Assigning an Executive Coach Improves Transitions and Can Lower Costs
Even after a talent acquisition process that screens scores of candidates, interviews top contenders and picks the best match for a position; the failure rate for new executives within the first 18 months is 40 to 50 percent, according to research. Improving new executive success and retention rates can positively affect strategy development and organizational alignment while increasing hiring return on investment (ROI).
So, how do you get from making the offer to making sure your new hire is on a fast track to success, both from an individual and a corporate point of view? From my experience, assigning an executive coach during the onboarding process is the most expedient move for helping your new executive assimilate and begin achieving organizational goals.
One thing is for certain: what worked in one organizational culture won’t necessarily work in another. Yet, new leaders are expected to drive results to higher levels based on success achieved with previous employers. This is where breakdowns happen. As Peter Drucker said, “Culture eats strategy for breakfast.”
For success, it is imperative to quickly become acquainted with the new organization’s landscape and culture. But there are significant challenges to smooth beginnings: New leaders don’t yet know the capabilities of their teams; team members don’t yet know how best to work with their new leader; too often, new leaders lack allies to seek counsel in their new enterprise or are reluctant to ask for help. After all, they were hired with great expectations. Why seek help or advice to do what they were able to achieve elsewhere?
Pride Comes Before the Fall
As an executive coach and former HR leader, I’ve noticed that failures of executives joining new organizations are rarely due to lack of technical ability or business acumen. New leaders fail because they can’t implement change in their new work culture, don’t work effectively with peers, or fail to gain the trust of their organization. These realities hinder their ability to accomplish what they were hired to do.
Assigning a skilled coach during an executive new hire transition helps in accelerating understanding of how to best work in a new culture; coaches often serve as vital partners and facilitators for new leader assimilations. Such assimilations are designed to allow direct and indirect staff to collectively learn about their new boss and begin to understand what their new leader needs and expects. They also help leaders learn more about their teams.
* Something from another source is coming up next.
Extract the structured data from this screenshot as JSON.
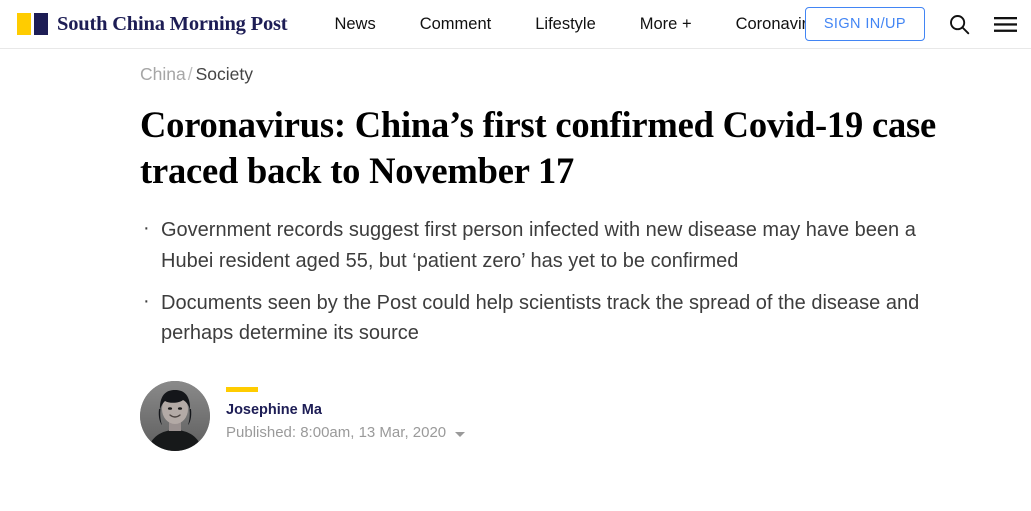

A skilled executive coach helps leaders identify how they can use or amplify their strengths in the new organization and encourages them to listen to understand and learn early in the onboarding process. Coaches effectively partner with new executives to help them better understand the new environment and avoid derailing tendencies that may surface during stressful moments.
Using assessments (which may have been used in the hiring process), coaches help new leaders be more self-aware as they approach their new job, staff and other stakeholders. Coaches work with leaders to reflect on and improve how they can adapt their style, behavior or communication skills to address different stakeholders, all the while remaining authentic to who they are.
Coaches with strong organizational leadership or HR backgrounds can work with employers or new executives on strategic onboarding plans designed to get leaders up to speed quickly. Onboarding plans introduce leaders to key stakeholders with whom they will be interacting and set initial meeting schedules and goals, as well as think through desired 1:1 meetings where mutual success can be understood and achieved.
At times, executive coaches are called in to “fix” a derailing executive four to six months after a new leader has been hired and things are heading south. By then it may be too late. Careers can be put back on track if the leader is open to accepting feedback and coaching, willing to learn, and able to try new behaviors to succeed in the new organization’s culture.
As a coach, I’ve helped executives better understand how to succeed in their new work environment when things initially appeared to be off the rails. Conversely, I’ve been assigned as a coach when a new hire asked for one as part of his onboarding process. In the latter situation, the person had been coached years earlier and recognized the value of partnering with a coach to quickly learn how to best succeed in a new industry and culture where he would be working remotely. Both the employer and employee valued this successful onboarding strategy. My advice is don’t wait: engage with an executive coach at the start of a new leader’s employment in your organization.
If you wonder how coaching new leaders can reduce costs, consider that recruiting costs vary anywhere from 20 percent of first year base salary to 33 percent of first year total cash compensation, depending on use of contingency or retained search. At VP and C-Suite levels, this can be a range of anywhere from $50K to $300K. An approximate 50 percent chance of repeating this scenario and re-incurring the associated expense in 18 months, along with the related staff turnover and lost opportunity costs of an unsuccessful hire, substantiates the ROI for coaching.
How can coaching help in onboarding your new executive hire to achieve success in your organization?
Lance Hazzard, CPCC, ACC, is a certified Intelligent Leadership Executive Coach helping people and organizations successfully achieve what’s next. He is Executive Coach and President at Oppnå® Executive & Achievement Coaching. Lance and Eric T. Hicks, Ph.D., co-authored the book, Accelerating Leadership, published in June 2019 and now also available as an e-book. More information can be found on the book, Lance and Oppnå® Coaching at the links below: